A notable mural of President Barack Obama in midtown Houston has been defaced for the last time; that's because a new mural will be put up in its place.
"I have mixed feelings," said Marcus Davis, owner of the Breakfast Klub, where the "Hope" mural has been since 2008. "I'm saddened by the fact that someone would do this, but I'm excited about the opportunity that it provides."
At about 5 p.m. Monday, Davis learned the mural had been splashed with red paint. The eyes on the President's portrait were no longer visible after they had been covered with red paint so thick that it dripped to the ground.
The Obama portrait had been a fixture on the brick wall since the President's first run for office. The building housed Mr. Obama's Houston campaign headquarters at the time. The mural had been defaced before, and each time it was restored, but this time was different.
"Though I was disappointed that someone would take it upon themselves to disrespect the President and somebody else's property through vandalism, I really thought of it as an opportunity to do something new," said artist Reginald Adams, one of the original muralists for the work.
Adams said Davis agreed with him that it was time to show the President in a new light. Adams had already created a new image of Mr. Obama he hoped to paint someday, somewhere. It shows President Obama, wearing sunglasses, pointing directly at the viewer. The unexpected act Monday evening provided the right place at the right time to make a change.
"It's a reminder that President Obama is about getting people involved," said Adams. "One of his campaign logos right now is 'Are you in?' And so he's pointing at the viewer, almost in a call for action to join him in this campaign."
The timing of the vandalism is no coincidence. It comes during a very heated campaign between the President and Republican Presidential Nominee Mitt Romney. But the Breakfast Klub just happens to have a Presidential Debate watch party planned for Tuesday evening which has now become a public painting party as well.
"It's the way in which I work," said Adams. "With all the 130 projects I've had around Houston, we've engaged over 20,000 youth and adults in the co-creation of this work. I'm very much about engaging the public in public art, and I think this is a wonderful opportunity to do just that."
So, Adams and Davis will encourage party attendees to pick up a paint brush and contribute to the effort once the debate wraps up. Meanwhile, Adams has prepared the canvas with multiple coats of white paint. He expects the new mural can be completed in 2 to 3 hours.
"Defacing this mural was someone's lack of understanding of what rights are," said Davis, who added that he believes the vandalism was the work an unknown Mitt Romney supporter. He says he'll report it to Houston police only if the restaurant's security cameras recorded actionable evidence for an investigation.
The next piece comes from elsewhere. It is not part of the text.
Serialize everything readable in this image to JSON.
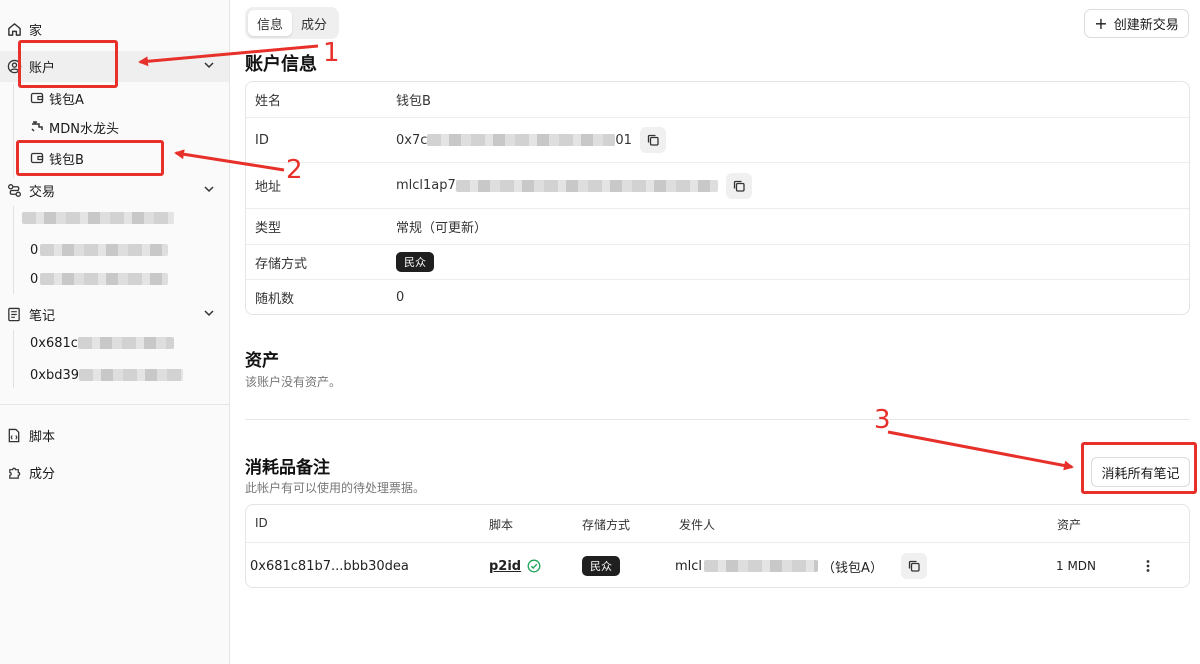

While the image of the President was "public art," it was still on private property. Davis said the fact that this vandalism is damage to his private property, appears to have escaped the conscience of the perpetrators.
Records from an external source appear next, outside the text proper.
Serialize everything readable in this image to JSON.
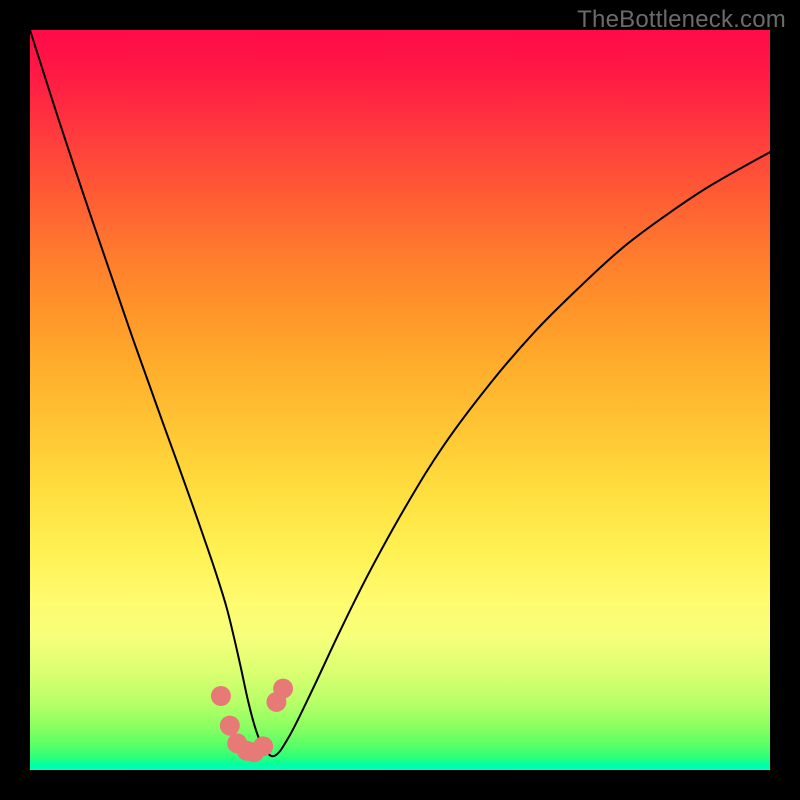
{
  "watermark": "TheBottleneck.com",
  "chart_data": {
    "type": "line",
    "title": "",
    "xlabel": "",
    "ylabel": "",
    "xlim": [
      0,
      100
    ],
    "ylim": [
      0,
      100
    ],
    "grid": false,
    "series": [
      {
        "name": "bottleneck-curve",
        "x": [
          0,
          4,
          8,
          12,
          14,
          16,
          18,
          20,
          22,
          23.5,
          25,
          26.5,
          27.5,
          28.5,
          29.5,
          30.5,
          31.5,
          33,
          35,
          38,
          42,
          46,
          51,
          56,
          62,
          68,
          74,
          80,
          86,
          92,
          100
        ],
        "y": [
          100,
          87.5,
          75.5,
          63.8,
          58,
          52.4,
          46.8,
          41.3,
          35.7,
          31.4,
          27,
          22.2,
          18.2,
          13.8,
          9.2,
          5.5,
          3.2,
          1.9,
          4.5,
          10.5,
          19,
          27,
          36,
          44,
          52,
          59,
          65,
          70.5,
          75,
          79,
          83.5
        ]
      }
    ],
    "markers": {
      "name": "highlight-dots",
      "color": "#e77a77",
      "points": [
        {
          "x": 25.8,
          "y": 10.0,
          "r": 1.35
        },
        {
          "x": 27.0,
          "y": 6.0,
          "r": 1.35
        },
        {
          "x": 28.0,
          "y": 3.6,
          "r": 1.35
        },
        {
          "x": 29.3,
          "y": 2.6,
          "r": 1.35
        },
        {
          "x": 30.3,
          "y": 2.4,
          "r": 1.35
        },
        {
          "x": 31.5,
          "y": 3.2,
          "r": 1.35
        },
        {
          "x": 33.3,
          "y": 9.2,
          "r": 1.35
        },
        {
          "x": 34.2,
          "y": 11.0,
          "r": 1.35
        }
      ]
    }
  }
}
"I don't get the hypocrisy of those who claim that the rights of the Constitution and the rights of American citizens are so sacred, then you easily violate that when it's convenient for you."